Correct. Oral recordings and soldiers' letters _should_ be important sources of history writing. Accidental and intentional mistakes happen of course, but mistakes/lies happen when kings, bishops and prime ministers write historical documents as well.

In war soldiers' letters are always rigorously censored. I saw footage of Gallipoli soldiers who asked their parents in letters why they were in Turkey fighting Turkish lads for Turkish farmlands. The Australian soldiers' view seemed to be "Turkey for the Turks". All censored!

Are our young people too smart now to make a glorious sacrifice via mass military suicide? I think not. All my brothers, cousins and school mates went into the Vietnam ballot in the late 1960s and simply hoped they would not be called up. No-one left the country, went to court as a C.O or challenged the legislation in Parliament.

Hels said...

Deb

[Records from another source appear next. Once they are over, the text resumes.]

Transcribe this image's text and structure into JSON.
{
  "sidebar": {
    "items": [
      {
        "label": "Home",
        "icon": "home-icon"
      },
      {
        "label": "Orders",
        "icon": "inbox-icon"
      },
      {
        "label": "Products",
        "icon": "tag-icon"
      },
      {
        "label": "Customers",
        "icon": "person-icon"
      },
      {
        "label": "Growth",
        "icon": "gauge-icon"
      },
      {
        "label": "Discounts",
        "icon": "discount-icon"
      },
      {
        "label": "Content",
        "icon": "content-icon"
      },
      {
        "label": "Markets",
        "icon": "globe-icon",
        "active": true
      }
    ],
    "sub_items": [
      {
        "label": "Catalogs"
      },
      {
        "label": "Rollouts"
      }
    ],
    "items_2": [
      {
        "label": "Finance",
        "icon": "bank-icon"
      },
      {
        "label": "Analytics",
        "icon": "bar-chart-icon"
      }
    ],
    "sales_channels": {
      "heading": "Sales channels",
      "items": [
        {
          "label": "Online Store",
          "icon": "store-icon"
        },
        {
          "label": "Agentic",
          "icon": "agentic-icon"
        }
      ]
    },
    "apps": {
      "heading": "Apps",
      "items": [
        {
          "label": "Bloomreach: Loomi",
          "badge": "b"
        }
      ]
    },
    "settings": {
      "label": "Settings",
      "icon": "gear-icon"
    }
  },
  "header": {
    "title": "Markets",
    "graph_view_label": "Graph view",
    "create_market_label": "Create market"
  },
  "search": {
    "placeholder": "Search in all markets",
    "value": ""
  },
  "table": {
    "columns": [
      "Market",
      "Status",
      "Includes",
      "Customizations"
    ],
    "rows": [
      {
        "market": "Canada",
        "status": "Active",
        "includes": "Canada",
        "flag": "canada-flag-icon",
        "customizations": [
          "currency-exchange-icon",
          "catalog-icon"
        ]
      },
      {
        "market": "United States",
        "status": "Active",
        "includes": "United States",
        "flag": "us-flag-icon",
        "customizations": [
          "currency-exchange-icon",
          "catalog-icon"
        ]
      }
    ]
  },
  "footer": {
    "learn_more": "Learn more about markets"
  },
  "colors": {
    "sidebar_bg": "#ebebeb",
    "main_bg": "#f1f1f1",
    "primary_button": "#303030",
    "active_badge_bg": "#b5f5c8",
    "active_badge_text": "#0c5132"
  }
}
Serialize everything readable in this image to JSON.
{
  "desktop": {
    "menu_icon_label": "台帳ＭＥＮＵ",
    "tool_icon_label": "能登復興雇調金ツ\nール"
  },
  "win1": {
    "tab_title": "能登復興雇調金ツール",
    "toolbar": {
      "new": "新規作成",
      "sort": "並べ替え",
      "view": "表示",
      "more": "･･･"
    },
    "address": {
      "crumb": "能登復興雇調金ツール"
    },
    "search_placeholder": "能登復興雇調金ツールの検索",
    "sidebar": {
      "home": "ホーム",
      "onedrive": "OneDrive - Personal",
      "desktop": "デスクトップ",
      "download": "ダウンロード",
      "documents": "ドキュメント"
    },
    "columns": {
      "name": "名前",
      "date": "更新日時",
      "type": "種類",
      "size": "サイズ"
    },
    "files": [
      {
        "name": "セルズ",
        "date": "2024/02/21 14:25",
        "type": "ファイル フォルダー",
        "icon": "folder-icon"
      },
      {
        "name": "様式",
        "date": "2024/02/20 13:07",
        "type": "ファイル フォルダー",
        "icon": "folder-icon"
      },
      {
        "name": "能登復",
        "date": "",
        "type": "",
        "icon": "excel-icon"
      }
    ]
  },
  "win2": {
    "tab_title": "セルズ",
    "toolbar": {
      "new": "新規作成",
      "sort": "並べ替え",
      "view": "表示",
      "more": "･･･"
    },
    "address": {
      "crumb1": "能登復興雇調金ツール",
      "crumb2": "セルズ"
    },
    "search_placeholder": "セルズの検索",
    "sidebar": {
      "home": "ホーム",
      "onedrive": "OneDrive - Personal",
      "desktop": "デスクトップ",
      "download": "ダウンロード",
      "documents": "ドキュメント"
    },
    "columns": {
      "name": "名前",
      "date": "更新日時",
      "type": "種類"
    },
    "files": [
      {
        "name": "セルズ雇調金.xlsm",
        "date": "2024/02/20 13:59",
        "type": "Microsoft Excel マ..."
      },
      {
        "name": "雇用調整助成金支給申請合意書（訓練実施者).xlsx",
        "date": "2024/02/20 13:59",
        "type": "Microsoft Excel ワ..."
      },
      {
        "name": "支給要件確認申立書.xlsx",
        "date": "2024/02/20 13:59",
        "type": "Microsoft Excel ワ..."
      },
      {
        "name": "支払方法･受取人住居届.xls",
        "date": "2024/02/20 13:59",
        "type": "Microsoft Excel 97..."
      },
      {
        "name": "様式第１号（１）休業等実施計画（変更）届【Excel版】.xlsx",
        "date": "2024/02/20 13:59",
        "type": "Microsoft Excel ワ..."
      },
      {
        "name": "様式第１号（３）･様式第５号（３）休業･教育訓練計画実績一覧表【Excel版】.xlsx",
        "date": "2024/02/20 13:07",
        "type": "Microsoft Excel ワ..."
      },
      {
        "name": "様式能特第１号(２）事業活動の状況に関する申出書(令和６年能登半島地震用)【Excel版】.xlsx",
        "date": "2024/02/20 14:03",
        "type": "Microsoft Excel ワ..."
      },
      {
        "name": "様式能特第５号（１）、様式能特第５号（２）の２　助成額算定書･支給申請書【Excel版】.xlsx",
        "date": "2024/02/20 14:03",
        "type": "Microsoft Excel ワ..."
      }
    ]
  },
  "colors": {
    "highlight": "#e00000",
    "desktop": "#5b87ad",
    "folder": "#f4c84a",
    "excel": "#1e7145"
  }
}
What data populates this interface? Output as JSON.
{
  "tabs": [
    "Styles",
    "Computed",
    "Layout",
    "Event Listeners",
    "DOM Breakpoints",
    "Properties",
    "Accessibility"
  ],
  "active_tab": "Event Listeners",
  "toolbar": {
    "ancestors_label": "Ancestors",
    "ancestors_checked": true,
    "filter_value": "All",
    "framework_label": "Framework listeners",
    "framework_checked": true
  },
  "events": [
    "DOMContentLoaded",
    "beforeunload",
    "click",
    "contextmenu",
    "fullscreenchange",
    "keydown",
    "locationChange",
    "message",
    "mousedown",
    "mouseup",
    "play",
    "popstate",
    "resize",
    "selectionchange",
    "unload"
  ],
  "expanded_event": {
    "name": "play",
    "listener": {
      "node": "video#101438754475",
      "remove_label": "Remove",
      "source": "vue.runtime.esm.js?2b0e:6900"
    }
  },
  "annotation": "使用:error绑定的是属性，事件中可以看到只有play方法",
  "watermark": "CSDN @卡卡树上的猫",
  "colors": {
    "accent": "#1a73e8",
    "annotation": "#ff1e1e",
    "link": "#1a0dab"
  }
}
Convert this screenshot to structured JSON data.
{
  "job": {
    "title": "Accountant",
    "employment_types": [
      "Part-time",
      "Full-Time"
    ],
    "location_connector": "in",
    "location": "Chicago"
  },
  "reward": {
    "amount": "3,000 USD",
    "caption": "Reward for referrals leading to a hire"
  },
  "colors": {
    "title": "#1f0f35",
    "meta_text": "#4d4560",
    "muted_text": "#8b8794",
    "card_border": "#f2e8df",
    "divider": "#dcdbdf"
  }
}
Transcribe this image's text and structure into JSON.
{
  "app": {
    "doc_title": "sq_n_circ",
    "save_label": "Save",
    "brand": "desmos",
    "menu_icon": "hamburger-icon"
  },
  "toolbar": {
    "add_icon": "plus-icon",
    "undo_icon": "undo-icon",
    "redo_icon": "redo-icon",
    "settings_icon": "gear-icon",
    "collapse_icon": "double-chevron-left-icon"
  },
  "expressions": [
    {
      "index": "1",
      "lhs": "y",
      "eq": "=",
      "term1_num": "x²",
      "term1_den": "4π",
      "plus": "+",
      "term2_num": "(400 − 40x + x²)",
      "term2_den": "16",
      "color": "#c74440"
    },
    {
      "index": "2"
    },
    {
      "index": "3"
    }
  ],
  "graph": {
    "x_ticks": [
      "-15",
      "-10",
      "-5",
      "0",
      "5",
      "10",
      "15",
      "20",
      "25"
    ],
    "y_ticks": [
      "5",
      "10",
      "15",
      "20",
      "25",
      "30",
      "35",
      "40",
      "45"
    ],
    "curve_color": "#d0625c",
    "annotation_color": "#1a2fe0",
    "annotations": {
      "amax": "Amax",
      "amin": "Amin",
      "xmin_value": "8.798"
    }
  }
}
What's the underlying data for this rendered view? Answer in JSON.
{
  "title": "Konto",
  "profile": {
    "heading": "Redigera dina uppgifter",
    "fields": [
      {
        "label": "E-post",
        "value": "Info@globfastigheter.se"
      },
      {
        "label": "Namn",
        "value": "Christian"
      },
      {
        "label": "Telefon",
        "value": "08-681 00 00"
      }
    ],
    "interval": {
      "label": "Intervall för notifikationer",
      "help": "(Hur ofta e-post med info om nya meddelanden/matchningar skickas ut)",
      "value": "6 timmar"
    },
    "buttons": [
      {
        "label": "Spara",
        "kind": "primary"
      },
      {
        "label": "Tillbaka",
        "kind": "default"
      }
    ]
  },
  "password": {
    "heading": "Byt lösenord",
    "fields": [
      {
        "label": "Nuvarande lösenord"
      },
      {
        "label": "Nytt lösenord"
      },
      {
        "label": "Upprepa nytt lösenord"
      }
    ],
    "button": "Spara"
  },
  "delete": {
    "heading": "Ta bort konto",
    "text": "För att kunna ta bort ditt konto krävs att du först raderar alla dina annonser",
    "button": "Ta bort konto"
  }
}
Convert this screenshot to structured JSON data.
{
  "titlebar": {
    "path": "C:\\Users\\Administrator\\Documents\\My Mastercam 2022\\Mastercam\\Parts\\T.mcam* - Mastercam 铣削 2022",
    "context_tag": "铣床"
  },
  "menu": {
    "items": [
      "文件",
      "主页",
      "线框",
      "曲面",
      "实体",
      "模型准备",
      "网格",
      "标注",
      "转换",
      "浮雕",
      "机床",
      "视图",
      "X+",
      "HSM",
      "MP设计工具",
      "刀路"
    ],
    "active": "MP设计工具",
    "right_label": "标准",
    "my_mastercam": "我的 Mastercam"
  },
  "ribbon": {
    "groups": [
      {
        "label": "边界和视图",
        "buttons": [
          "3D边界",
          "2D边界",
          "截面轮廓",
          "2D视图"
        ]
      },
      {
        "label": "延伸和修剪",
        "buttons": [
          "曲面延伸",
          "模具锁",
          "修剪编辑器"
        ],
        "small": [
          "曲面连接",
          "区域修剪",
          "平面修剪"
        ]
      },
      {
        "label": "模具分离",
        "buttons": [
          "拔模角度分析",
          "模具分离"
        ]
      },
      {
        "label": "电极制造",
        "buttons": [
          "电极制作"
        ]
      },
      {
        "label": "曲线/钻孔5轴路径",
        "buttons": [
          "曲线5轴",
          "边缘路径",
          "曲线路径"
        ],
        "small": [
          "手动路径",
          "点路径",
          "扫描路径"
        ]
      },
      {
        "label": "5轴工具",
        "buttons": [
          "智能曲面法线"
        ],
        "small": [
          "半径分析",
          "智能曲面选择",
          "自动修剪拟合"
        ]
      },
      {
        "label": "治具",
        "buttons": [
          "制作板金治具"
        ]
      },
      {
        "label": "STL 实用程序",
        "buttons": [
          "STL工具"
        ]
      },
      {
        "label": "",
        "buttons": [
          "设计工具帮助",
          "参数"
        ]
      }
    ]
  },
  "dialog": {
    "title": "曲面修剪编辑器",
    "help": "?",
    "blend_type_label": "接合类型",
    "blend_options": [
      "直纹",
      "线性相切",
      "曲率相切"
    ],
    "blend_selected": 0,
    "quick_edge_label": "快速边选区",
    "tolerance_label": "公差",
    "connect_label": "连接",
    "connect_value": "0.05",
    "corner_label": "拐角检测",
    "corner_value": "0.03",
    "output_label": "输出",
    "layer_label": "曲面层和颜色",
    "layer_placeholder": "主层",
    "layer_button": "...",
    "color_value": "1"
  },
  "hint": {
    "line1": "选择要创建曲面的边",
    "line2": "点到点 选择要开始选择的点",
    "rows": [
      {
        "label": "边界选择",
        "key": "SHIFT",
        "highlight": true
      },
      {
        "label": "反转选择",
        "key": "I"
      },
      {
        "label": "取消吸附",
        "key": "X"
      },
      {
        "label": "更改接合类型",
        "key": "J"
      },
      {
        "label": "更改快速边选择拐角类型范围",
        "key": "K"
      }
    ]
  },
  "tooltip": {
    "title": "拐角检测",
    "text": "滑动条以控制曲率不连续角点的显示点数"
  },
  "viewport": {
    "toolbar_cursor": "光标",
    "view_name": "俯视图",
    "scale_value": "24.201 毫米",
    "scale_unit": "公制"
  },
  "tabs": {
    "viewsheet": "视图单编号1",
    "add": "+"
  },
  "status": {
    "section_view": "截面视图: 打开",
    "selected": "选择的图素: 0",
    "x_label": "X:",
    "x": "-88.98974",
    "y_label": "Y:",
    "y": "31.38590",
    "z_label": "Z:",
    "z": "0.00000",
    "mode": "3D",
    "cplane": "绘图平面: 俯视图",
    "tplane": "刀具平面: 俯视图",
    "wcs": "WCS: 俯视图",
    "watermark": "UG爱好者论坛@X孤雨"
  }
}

Charles Bean was rather vicious when it came to stopping John Monash's promotions. Bean devotes chapter VI to Lieutenant General Sir John Monash’s succession in May as Corps commander and, unprecedentedly in the Official History, gives him a long biography. Their relations on Gallipoli, while fleeting, were inharmonious and full of distrust. Bean's 1918 diaries are thickly sprinkled with prejudiced impressions and harsh judgements of Monash; it is likely that this is the main reason why Bean placed so long an embargo on release of the diaries. In particular he considered Monash was so ambitious for personal and Australian glory that the Corps could not safely be entrusted to him. So he, Keith Murdoch and others plotted in May-July 1918 to replace Monash with Brudenell White. It was a reprehensible affair.

See the Official History of Australia in the War of 1914–1918

Louise Wilson said...

It's the pointlessness and complete waste of WW1 which I'd like to see emphasised more. And the dire impact of all those shell-shocked and damaged men and lonely spinsters on Australian society afterwards, setting in train many of the social issues we still grapple with. In Sydney recently I went to an interesting talk by Prof Joan Beaumont on the impact of volunteerism in WW1 in forming our culture today.

What we don't seem to hear much about is that Germany nearly won WW1 in the spring of 1918 and it was the Australian troops, now very efficient at killing, who had a great deal to do with 'our side' eventually 'winning' and ending that horrendous war. I learned this when researching 'Brothers in Arms: The Great War Letters of Captain Nigel Boulton, RAMC, & Lieut Stephen Boulton, AIF', essentially an anti-war book.

Hels said...

Louise

yes indeed. When I read Brothers in Arms, the first sentences I wrote were: "We know what the senior politicians and military men thought about WW1. But what did the ordinary Allied soldier think?" "The horrors of the trench, rotting horseflesh, mud, poor food, shoddy weapons, poison gas and the sheer terror of waiting for death, these were the Big Lie futilities of the Great War".

http://melbourneblogger.blogspot.com.au/2016/02/brothers-in-arms-ww1-book-by-louise.html

The title of this blog post, A Glorious Legacy, was in inverted commas to appear slightly ironic. I cannot claim to be a true pacifist, since I believe our armed forces should be focused on defending Australia and our dependent neighbours. But conscription was immoral, putting COs in gaol was obscene and sending our army into countries that have not harmed us was probably illegal.